- **Data shown**
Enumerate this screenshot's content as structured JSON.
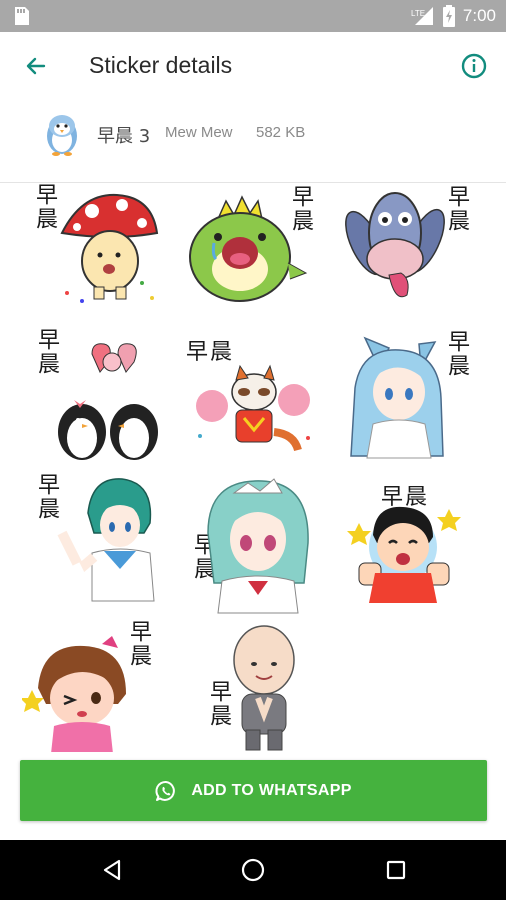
{
  "status_bar": {
    "time": "7:00",
    "network_label": "LTE",
    "icons": [
      "notification-icon",
      "lte-signal-icon",
      "battery-charging-icon"
    ]
  },
  "app_bar": {
    "title": "Sticker details",
    "icons": [
      "back-arrow-icon",
      "info-icon"
    ],
    "accent_color": "#128c7e"
  },
  "pack": {
    "name": "早晨 3",
    "publisher": "Mew Mew",
    "size": "582 KB",
    "icon": "penguin-tray-icon"
  },
  "stickers": [
    {
      "label": "早晨",
      "character": "mushroom-boy"
    },
    {
      "label": "早晨",
      "character": "green-dinosaur"
    },
    {
      "label": "早晨",
      "character": "blue-donkey"
    },
    {
      "label": "早晨",
      "character": "penguin-couple"
    },
    {
      "label": "早晨",
      "character": "raccoon-cheerleader"
    },
    {
      "label": "早晨",
      "character": "blue-cat-girl"
    },
    {
      "label": "早晨",
      "character": "sailor-mercury"
    },
    {
      "label": "早晨",
      "character": "teal-hair-girl"
    },
    {
      "label": "早晨",
      "character": "boy-thumbs-up"
    },
    {
      "label": "早晨",
      "character": "winking-girl"
    },
    {
      "label": "早晨",
      "character": "bald-monk"
    }
  ],
  "add_button": {
    "label": "ADD TO WHATSAPP",
    "icon": "whatsapp-icon",
    "color": "#45b23e"
  },
  "nav_bar": {
    "icons": [
      "back-triangle-icon",
      "home-circle-icon",
      "recents-square-icon"
    ]
  }
}
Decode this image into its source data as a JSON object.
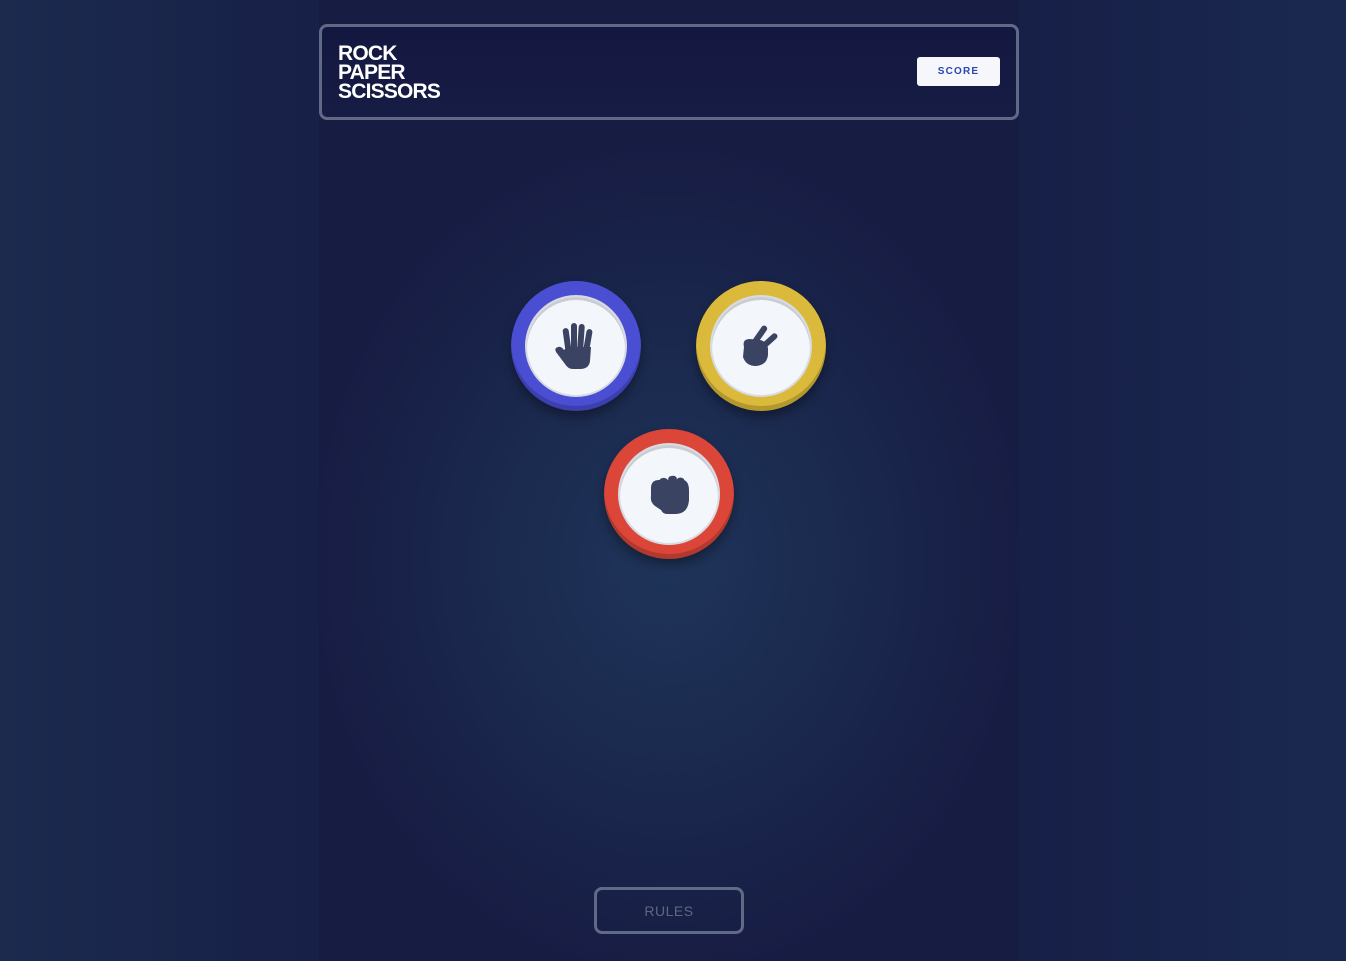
{
  "header": {
    "title_lines": [
      "ROCK",
      "PAPER",
      "SCISSORS"
    ],
    "score_label": "SCORE"
  },
  "choices": [
    {
      "name": "paper",
      "icon": "paper-hand-icon",
      "ring_color": "#4a4ed3"
    },
    {
      "name": "scissors",
      "icon": "scissors-hand-icon",
      "ring_color": "#dbb93a"
    },
    {
      "name": "rock",
      "icon": "rock-fist-icon",
      "ring_color": "#db4639"
    }
  ],
  "footer": {
    "rules_label": "RULES"
  },
  "colors": {
    "background": "#172047",
    "icon": "#3b4363",
    "border": "#5f6a86"
  }
}
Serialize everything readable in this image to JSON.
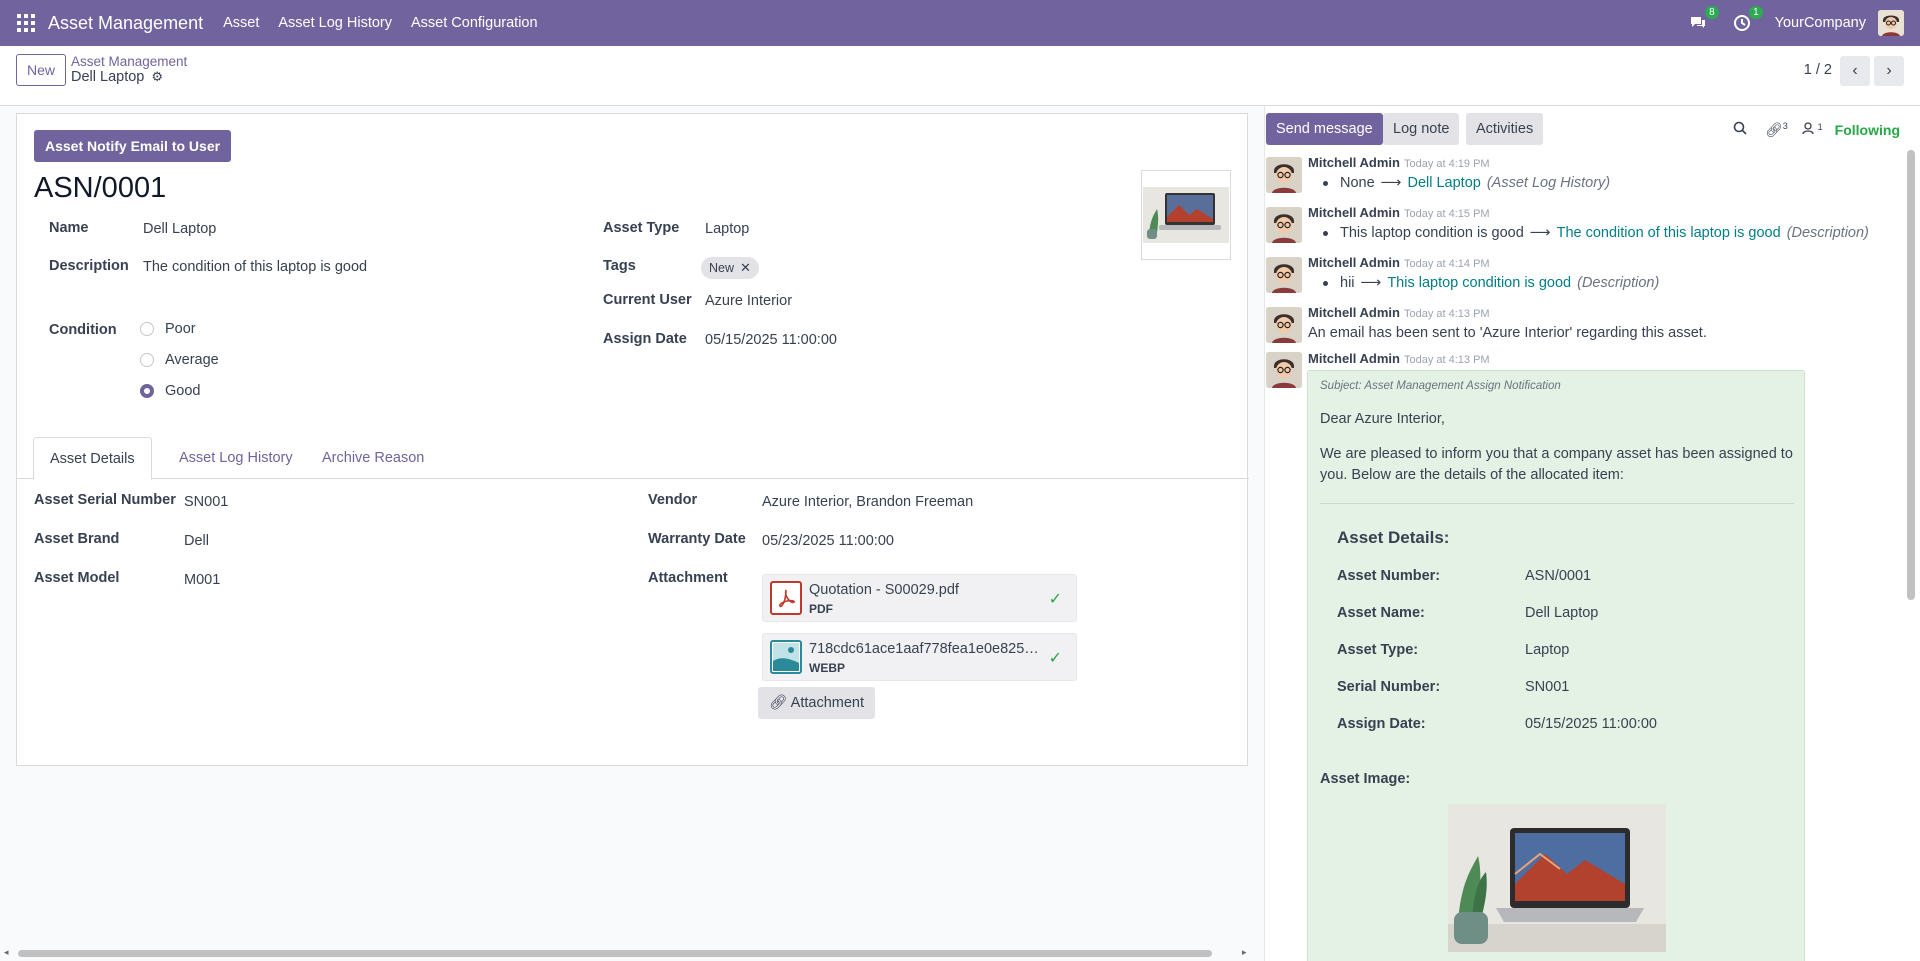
{
  "navbar": {
    "app_name": "Asset Management",
    "menu": [
      "Asset",
      "Asset Log History",
      "Asset Configuration"
    ],
    "messages_count": "8",
    "activities_count": "1",
    "company": "YourCompany",
    "color": "#71639e"
  },
  "control": {
    "new_label": "New",
    "breadcrumb_parent": "Asset Management",
    "breadcrumb_current": "Dell Laptop",
    "pager": "1 / 2"
  },
  "form": {
    "notify_button": "Asset Notify Email to User",
    "title": "ASN/0001",
    "name_label": "Name",
    "name_value": "Dell Laptop",
    "description_label": "Description",
    "description_value": "The condition of this laptop is good",
    "condition_label": "Condition",
    "condition_options": [
      "Poor",
      "Average",
      "Good"
    ],
    "condition_selected": "Good",
    "asset_type_label": "Asset Type",
    "asset_type_value": "Laptop",
    "tags_label": "Tags",
    "tag_value": "New",
    "current_user_label": "Current User",
    "current_user_value": "Azure Interior",
    "assign_date_label": "Assign Date",
    "assign_date_value": "05/15/2025 11:00:00"
  },
  "tabs": [
    "Asset Details",
    "Asset Log History",
    "Archive Reason"
  ],
  "details": {
    "serial_label": "Asset Serial Number",
    "serial_value": "SN001",
    "brand_label": "Asset Brand",
    "brand_value": "Dell",
    "model_label": "Asset Model",
    "model_value": "M001",
    "vendor_label": "Vendor",
    "vendor_value": "Azure Interior, Brandon Freeman",
    "warranty_label": "Warranty Date",
    "warranty_value": "05/23/2025 11:00:00",
    "attachment_label": "Attachment",
    "attachments": [
      {
        "name": "Quotation - S00029.pdf",
        "type": "PDF"
      },
      {
        "name": "718cdc61ace1aaf778fea1e0e8254...",
        "type": "WEBP"
      }
    ],
    "attach_button": "Attachment"
  },
  "chatter": {
    "send_message": "Send message",
    "log_note": "Log note",
    "activities": "Activities",
    "attachments_count": "3",
    "followers_count": "1",
    "following": "Following",
    "messages": [
      {
        "author": "Mitchell Admin",
        "date": "Today at 4:19 PM",
        "old": "None",
        "new": "Dell Laptop",
        "field": "(Asset Log History)"
      },
      {
        "author": "Mitchell Admin",
        "date": "Today at 4:15 PM",
        "old": "This laptop condition is good",
        "new": "The condition of this laptop is good",
        "field": "(Description)"
      },
      {
        "author": "Mitchell Admin",
        "date": "Today at 4:14 PM",
        "old": "hii",
        "new": "This laptop condition is good",
        "field": "(Description)"
      },
      {
        "author": "Mitchell Admin",
        "date": "Today at 4:13 PM",
        "text": "An email has been sent to 'Azure Interior' regarding this asset."
      },
      {
        "author": "Mitchell Admin",
        "date": "Today at 4:13 PM"
      }
    ],
    "mail": {
      "subject": "Subject: Asset Management Assign Notification",
      "greeting": "Dear Azure Interior,",
      "intro_1": "We are pleased to inform you that a company asset has been assigned to",
      "intro_2": "you. Below are the details of the allocated item:",
      "details_title": "Asset Details:",
      "rows": [
        {
          "label": "Asset Number:",
          "value": "ASN/0001"
        },
        {
          "label": "Asset Name:",
          "value": "Dell Laptop"
        },
        {
          "label": "Asset Type:",
          "value": "Laptop"
        },
        {
          "label": "Serial Number:",
          "value": "SN001"
        },
        {
          "label": "Assign Date:",
          "value": "05/15/2025 11:00:00"
        }
      ],
      "image_label": "Asset Image:"
    }
  }
}
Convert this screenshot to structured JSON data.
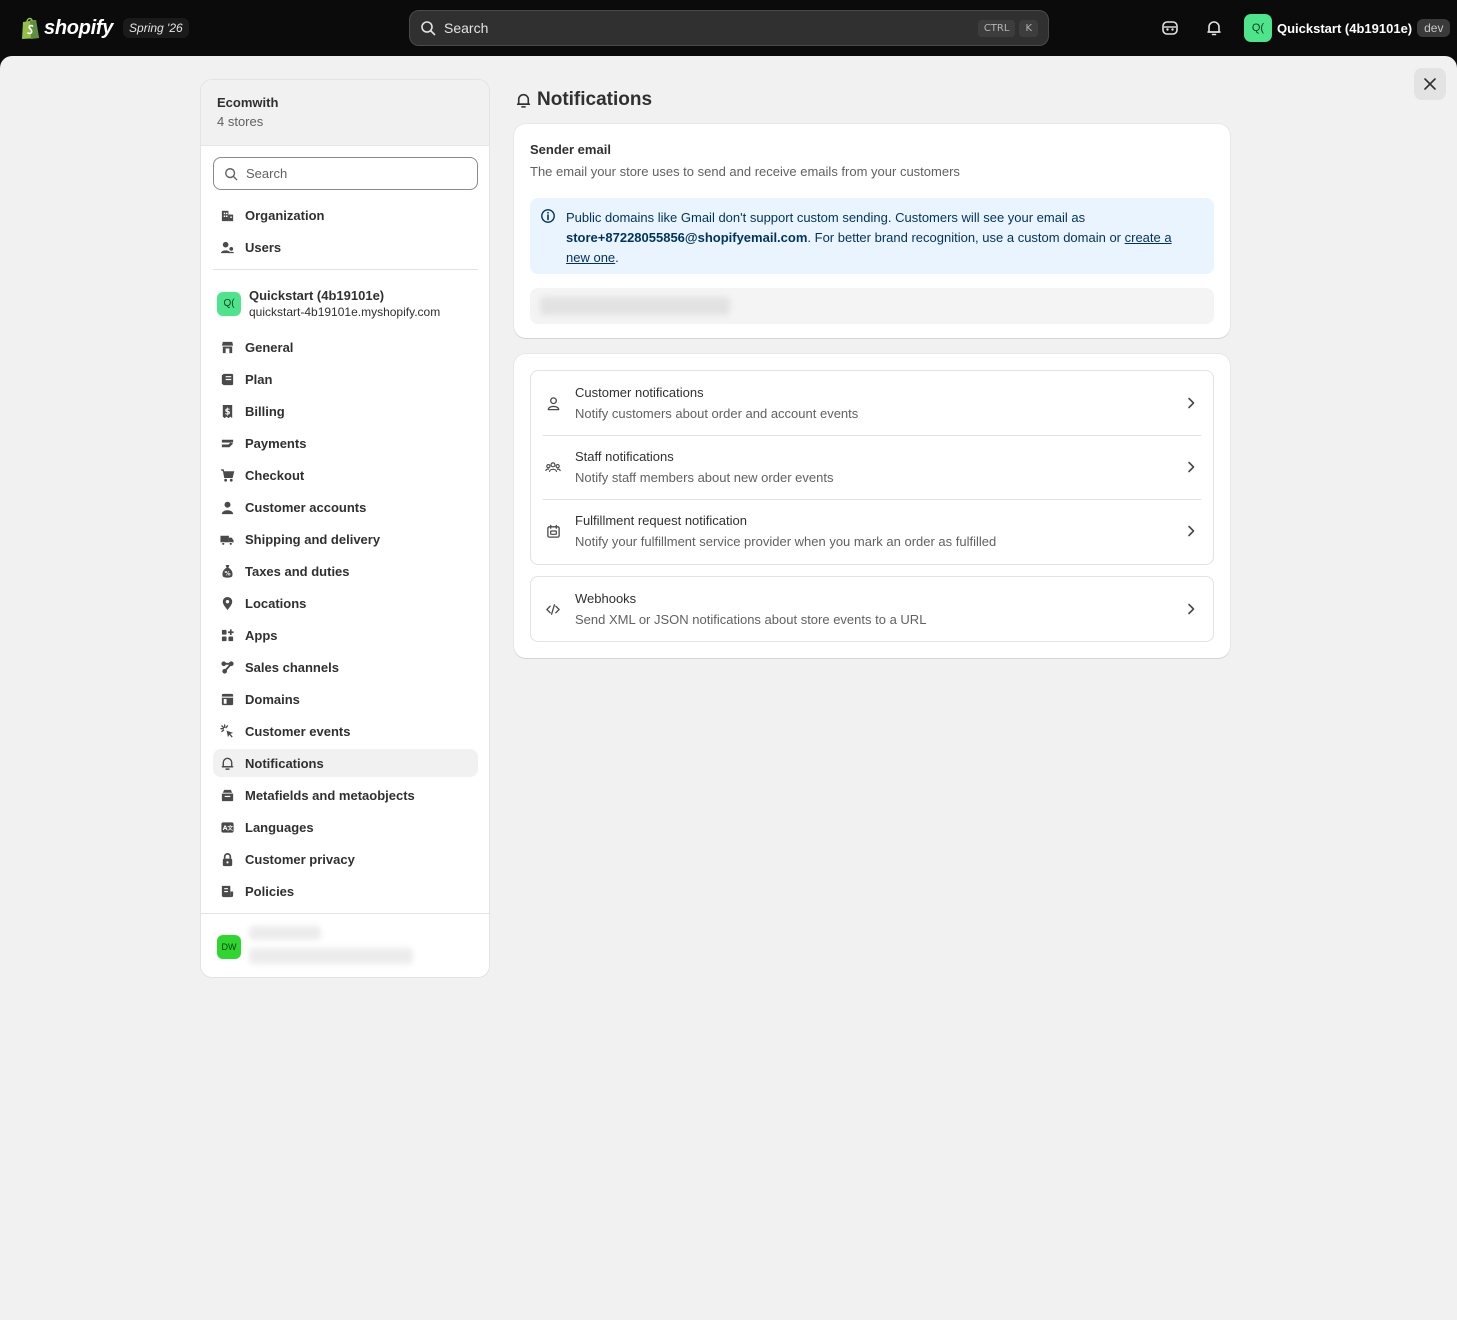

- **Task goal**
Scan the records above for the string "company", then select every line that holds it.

- **Solution to this problem**
    "company": "YourCompany",
      "intro_1": "We are pleased to inform you that a company asset has been assigned to",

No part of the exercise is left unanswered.